Start of Block
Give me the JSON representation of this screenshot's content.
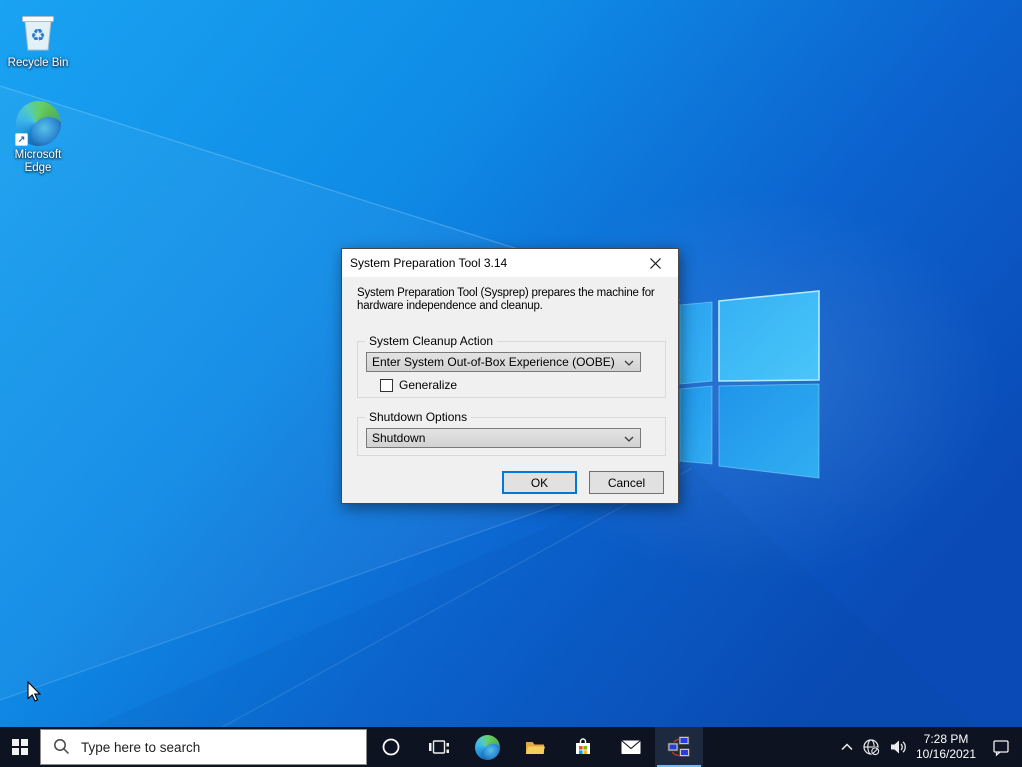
{
  "desktop": {
    "icons": [
      {
        "label": "Recycle Bin"
      },
      {
        "label": "Microsoft Edge"
      }
    ]
  },
  "dialog": {
    "title": "System Preparation Tool 3.14",
    "description_line1": "System Preparation Tool (Sysprep) prepares the machine for",
    "description_line2": "hardware independence and cleanup.",
    "cleanup_group": {
      "label": "System Cleanup Action",
      "dropdown_value": "Enter System Out-of-Box Experience (OOBE)",
      "checkbox_label": "Generalize",
      "checkbox_checked": false
    },
    "shutdown_group": {
      "label": "Shutdown Options",
      "dropdown_value": "Shutdown"
    },
    "buttons": {
      "ok": "OK",
      "cancel": "Cancel"
    }
  },
  "taskbar": {
    "search": {
      "placeholder": "Type here to search"
    },
    "apps": [
      {
        "name": "cortana"
      },
      {
        "name": "task-view"
      },
      {
        "name": "microsoft-edge"
      },
      {
        "name": "file-explorer"
      },
      {
        "name": "microsoft-store"
      },
      {
        "name": "mail"
      },
      {
        "name": "sysprep",
        "active": true
      }
    ],
    "tray": {
      "time": "7:28 PM",
      "date": "10/16/2021"
    }
  },
  "icons": {
    "shortcut_arrow": "↗"
  },
  "colors": {
    "accent_blue": "#0078d7",
    "taskbar_bg": "#0d1320",
    "active_app_underline": "#76b9ed",
    "dialog_body": "#f0f0f0",
    "titlebar_bg": "#ffffff",
    "wallpaper_light": "#1aa3f2",
    "wallpaper_dark": "#0a4cb8"
  }
}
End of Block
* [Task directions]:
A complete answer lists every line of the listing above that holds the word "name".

* [Output]:
        "name": "cortana"
        "name": "task-view"
        "name": "microsoft-edge"
        "name": "file-explorer"
        "name": "microsoft-store"
        "name": "mail"
        "name": "sysprep",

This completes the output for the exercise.